At last week’s meetings of the West and Suburban CCs in Nairn Academy Dick Youngson (chair of the Subbies) told those present that there had been a meeting with the Highland Council ward manager, Liz Cowie concerning the amalgamation of the Westies and the Subbies and that the meeting went “really quite well” and that they had received confirmation from her that it was now all acceptable but that it had to go to the full Highland Council meeting. This will probably be in June, he said:
“Apart from that there is no restriction on us amalgamating after we get the approval of the full Council and therefore it will probably be at the time of our elections in November when the merger takes place.”
Dick went on then to discuss something else that cropped up at the meeting with Liz Cowie:

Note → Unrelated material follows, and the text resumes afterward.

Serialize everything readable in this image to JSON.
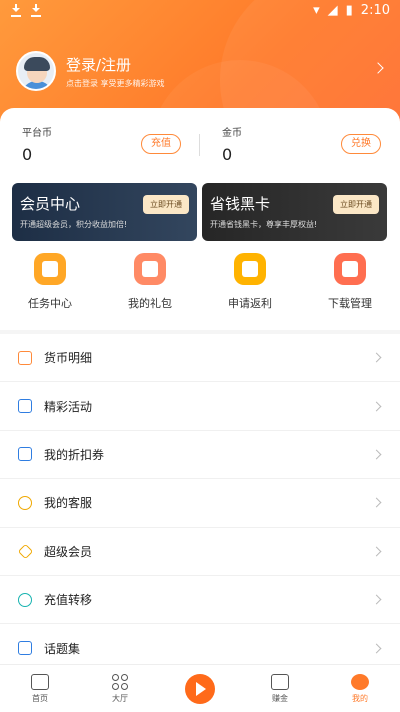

“The other thing we have liaised with her on was our joint meetings. She is trying to stop our joint meetings taking place as formal joint meetings of community councils. What she wants us to do if we do get together; they are going to be discussion forums and any decision that’s made – any formal decision currently put forward as a joint decision by the community councils that took part, which really makes it, perhaps there’s a motive there, which almost makes it pointless having joint meetings to make actually decisions around what matters – new roads and things like that, that is the whole point of all our community councils getting together. So I’ve written round all the community councils involved and laid out the proposal that Liz and Highland Council want us to have an association of Community Councils which means setting out a full committee, Chair, Secretary, Treasurer, a bank account and the funds would be drawn from the existing Community Councils – the money from Highland Council and so we would all have to chip in. It becomes so unwieldy and unworkable. There is an equivalent association in Easter Ross and they’re working but I haven’t had any information on how well they are working. And as we mentioned there is a large association in Edinburgh but they’ve got a large number of all the community councils actually in it. Which is rather different, it is a big city one, it’s very useful. So I think, in fact, I feel it is not worthwhile forming an association and going through the rigmarole of having to set up, virtually, another big body which is then scrutinised by Highland Council."
A little later in the discussion Brian Stewart of the Westies said:
“There are at the moment seven community councils, three in the town and they are basically saying: “if there is anything that requires a formal decision, the bottom line is anything that actually has to be voted on, then action of some specific kind and there needs to be a vote. Then they need to seek that each community council has separately agreed on that action. There is no reason why we, River and Suburban can’t separately discuss issues to do with the town bypass or whatever and if we wanted to we could each agree on a course of action but what the Council is saying is that in order for it to be legally valid, each of the existing constituted community councils, if they are going to make a formal decision, has to make a formal decision in their own right. They don’t mind us getting together and talking about things, arguably that is a good thing, but we can’t, as it were, reserve, pass resolutions, take a vote on action as a collective group of two or three because at the moment we haven’t got the constitutional cover to allow us to do that. They are being very precise about the legal requirements.”
Gurnites will recall that there have been many joint meetings of Nairn and sometimes all the Nairnshire Community Councils in recent years in response to the major issues facing the community. Earlier this week the Gurn spoke to a senior member of River Community Council who seemed quite shocked by Highland Council's action - perhaps the situation will be up for discussion at the River CC meeting next week.